Rationale: Physiological hypertrophy in the developing heart has been considered the product of an increase in volume of preexisting fetal cardiomyocytes in the absence of myocyte formation. Objective: In this study, we tested whether the mouse heart at birth has a pool of cardiac stem cells (CSCs) that differentiate into myocytes contributing to the postnatal expansion of the parenchymal cell compartment. Methods and Results: We have found that the newborn heart contains a population of c-kit-positive CSCs that are lineage negative, self-renewing, and multipotent. CSCs express the Notch1 receptor and show the nuclear localization of its active fragment, N1ICD. In 60% of cases, N1ICD was coupled with the presence of Nkx2.5, indicating that the commitment of CSCs to the myocyte lineage is regulated by Notch1. Importantly, overexpression of N1ICD in neonatal CSCs significantly expanded the proportion of transit-amplifying myocytes. To establish whether these in vitro findings had a functional counterpart in vivo, the Notch pathway was blocked in newborn mice by administration of a γ-secretase inhibitor. This intervention resulted in the development of a dilated myopathy and high mortality rates. Ventricular decompensation was characterized by a 62% reduction in amplifying myocytes, which resulted in a 54% decrease in myocyte number. After cessation of Notch blockade and recovery of myocyte regeneration, cardiac anatomy and function were largely restored. Conclusions: Notch1 signaling is a critical determinant of CSC growth and differentiation; when this cascade of events is altered, cardiomyogenesis is impaired, physiological cardiac hypertrophy is prevented, and a life-threatening myopathy supervenes.
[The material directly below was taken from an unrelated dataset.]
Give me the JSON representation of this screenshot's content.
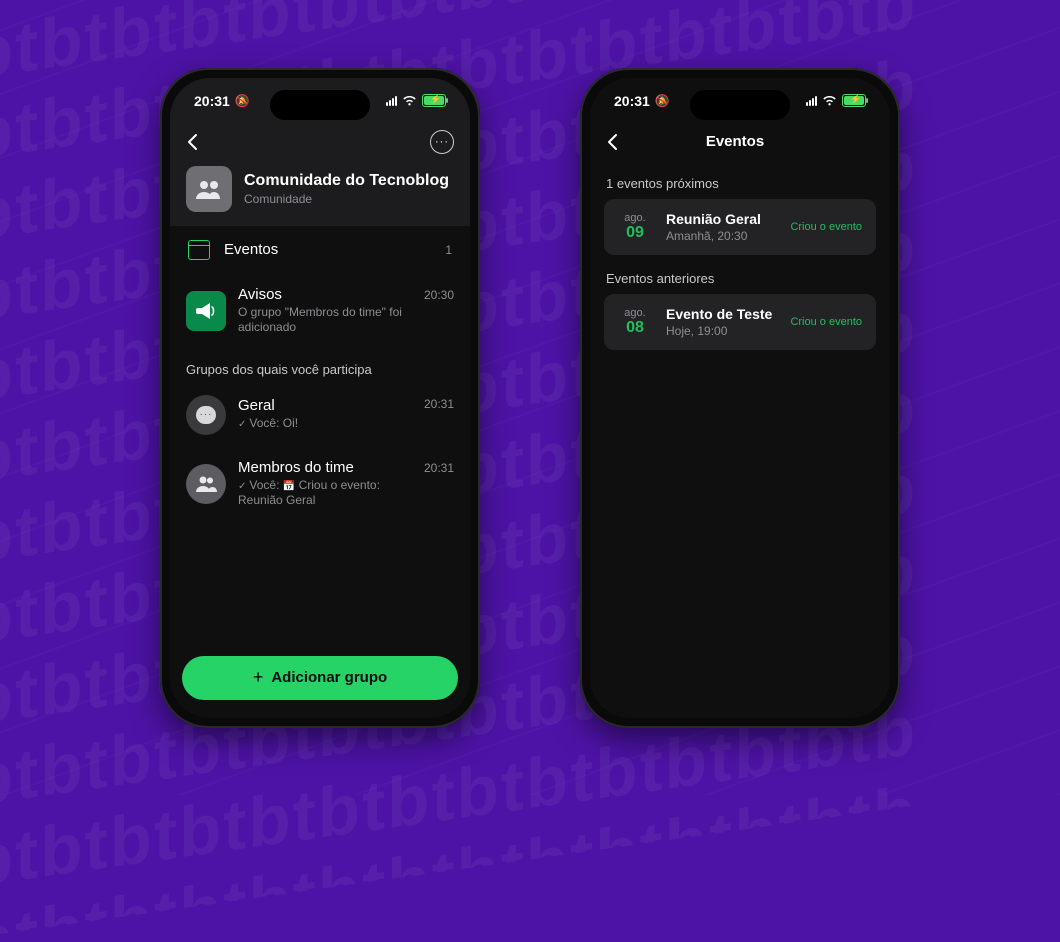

- Cardiac stem cells
- Inhibition of myocyte growth
ASJC Scopus subject areas
- Cardiology and Cardiovascular Medicine